Numbers Patterns - A Reflection

Last week, we launched into an inquiry into number patterns. It was something we had to "cover" (don't you hate that expression - sounds like you're making a bed or tiling a bathroom floor rather than inspiring children to learn...).

Here's where we went on our journey.

Tuning In

We started with the provocation - "The Password of Mathematics is Pattern" - taken from one of my favourite books: "The I Hate Mathematics Book" by Marilyn Burns.

What did this statement mean? Does it apply for ALL mathematics? And what type of patterns are we talking about? And what is a pattern?

This was a very interesting discussion.

We followed up with the kids creating 10 of their own patterns. They shared their patterns with a partner. The partner was asked to add the next number to the pattern and explain what was happening.

Here's a few patterns they came up with. See if you can find the next number:

1, 2, 4, 8, 16, .....

8, 20, 32, 44, .....

2, 6, 7, 21, 22, 66, 67, ......

100, 50, 25, 12.5, 6.25, ......

50 000, 5 000, 500, 50, 5, .....

The debrief was interesting. Here's a few of the comments:

"Can this have 2 answers?"

"I know these two are the same but I don't know what they're called."

"Is it a pattern if you add and multiply?"

"It's a pattern if the change is regular."

"What does it look like?"

We also found one of my all-time favourite movies on Youtube:

Donald in Mathmagic Land - a 1959 Donald Duck classic. I remember watching this (several times) when I was in high school on a 16mm movie projector. 

Finding Out

Next step was to find out a bit more about patterns. Some independent research uncovered several different types of patterns. We found out about:

  • arithmetic sequences
  • geometric sequences
  • triangular numbers
  • square numbers
  • cubed numbers
  • Fibonacci sequence

Students were able to share what they found out about each type of number pattern and discussed how the patterns looked. came in handy here.

Sorting Out

Now we knew a bit about different sorts of patterns, the next step was to see if we could sort out a few examples. I provided about 20 examples of different patterns, some written numerically, some as pictures or diagrams. 

Using our 6 groups of patterns that we had identified, we proceeded to spend the next hour arguing about what went where and why. Some were easy - others less so.

Here is how it looked:

It's a bit hard to see properly but there were 22 patterns that the kids had to place in one of 6 groups.
There's a diamond-shaped pattern that is in the "Geometric Sequence" group that proved difficult.

Going Further

There are some great clips on Youtube that we had a look at, to see what other people had learnt about patterns.

Two favourites were:

Amazing Number Patterns - this we great - we watched it a few times and paused the video frequently to discuss the patterns that were presented

Nature by Numbers - an awesome visual exploration of patterns by Etereae Studios 

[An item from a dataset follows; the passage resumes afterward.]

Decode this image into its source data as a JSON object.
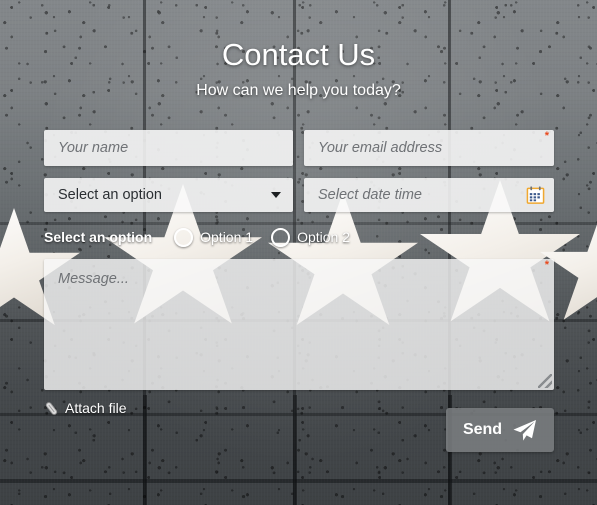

Then we grabbed the i-pads and headed outside to photograph any patterns that we found. Finally, we imported the photos into the Comicbook app and annotated our comic strip. This provided an opportunity for the kids to demonstrate their understanding of patterns.

Here's some examples of these:


This inquiry cycle was conducted over 7 days. After it was concluded, I had a few questions for myself:

  • Did we actually go any further than just doing a series of fun activities?
  • Did the final activity actually provide the opportunity to show an understanding of a diversity of number patterns?
  • If "patterns" are the "password of mathematics" then shouldn't this inquiry run for a bit longer than 7 days? In fact, shouldn't it underline everything we do throughout the year?
  • And why is it being taught outside the rest of the inquiries that we are pursuing in the classroom? 
  • And where were the kids in the process? Had I pushed them in directions that I chose for them rather than letting them have a voice in the process?

Ahhh....teaching is learning!